All of us here today chose to study education because, on some level, we understand how important it is to have access to communities that can grow a person’s village. As educators, it is our work to create atmospheres that allow these relationships to flourish. The elementary teachers among us will be responsible for those early, formative years where students come to school without even realizing that they are building their villages. These teachers must constantly work to create a positive, safe, and nurturing environment where students can thrive. Secondary teachers must also learn to cultivate such an environment while balancing safety and positivity with choice and personal liberty. This responsibility reaches beyond the classroom as well, as many graduating today will go on to administration or to write curriculum and policies that will affect the growth and success of these students. We have all taken on the responsibility of giving the next generation of students the opportunity not just to survive, but to thrive using the supports available to them. As educators, we will all be influential members of countless villages, with opportunities every day to support and mentor students and colleagues. The School of Education has prepared us to do exactly that. It took a village to raise each and every one of us, and I’m both proud and grateful to have all of you in my village.

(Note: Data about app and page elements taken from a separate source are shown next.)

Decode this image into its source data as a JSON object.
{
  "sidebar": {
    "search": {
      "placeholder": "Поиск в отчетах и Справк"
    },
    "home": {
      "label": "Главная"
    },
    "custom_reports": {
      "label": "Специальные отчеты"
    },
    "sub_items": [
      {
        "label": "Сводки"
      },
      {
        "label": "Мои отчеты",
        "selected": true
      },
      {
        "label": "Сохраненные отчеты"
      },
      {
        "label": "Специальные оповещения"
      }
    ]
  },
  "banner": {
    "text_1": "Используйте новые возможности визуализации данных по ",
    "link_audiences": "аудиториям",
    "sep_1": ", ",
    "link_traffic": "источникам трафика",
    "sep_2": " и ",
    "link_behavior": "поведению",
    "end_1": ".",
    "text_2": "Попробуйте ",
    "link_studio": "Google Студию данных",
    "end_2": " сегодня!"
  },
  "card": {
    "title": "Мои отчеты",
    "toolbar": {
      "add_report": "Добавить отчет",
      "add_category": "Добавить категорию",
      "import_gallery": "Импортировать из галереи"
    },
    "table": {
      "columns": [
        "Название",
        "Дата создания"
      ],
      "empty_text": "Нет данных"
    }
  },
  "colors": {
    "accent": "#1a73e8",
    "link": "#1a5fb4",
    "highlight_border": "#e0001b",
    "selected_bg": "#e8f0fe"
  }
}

Congratulations, 2018 graduates. Let’s go make a difference in some young lives.
- Tyler LeCroy
Learn more about Tyler LeCroy in his 2018 Outstanding Graduate profile.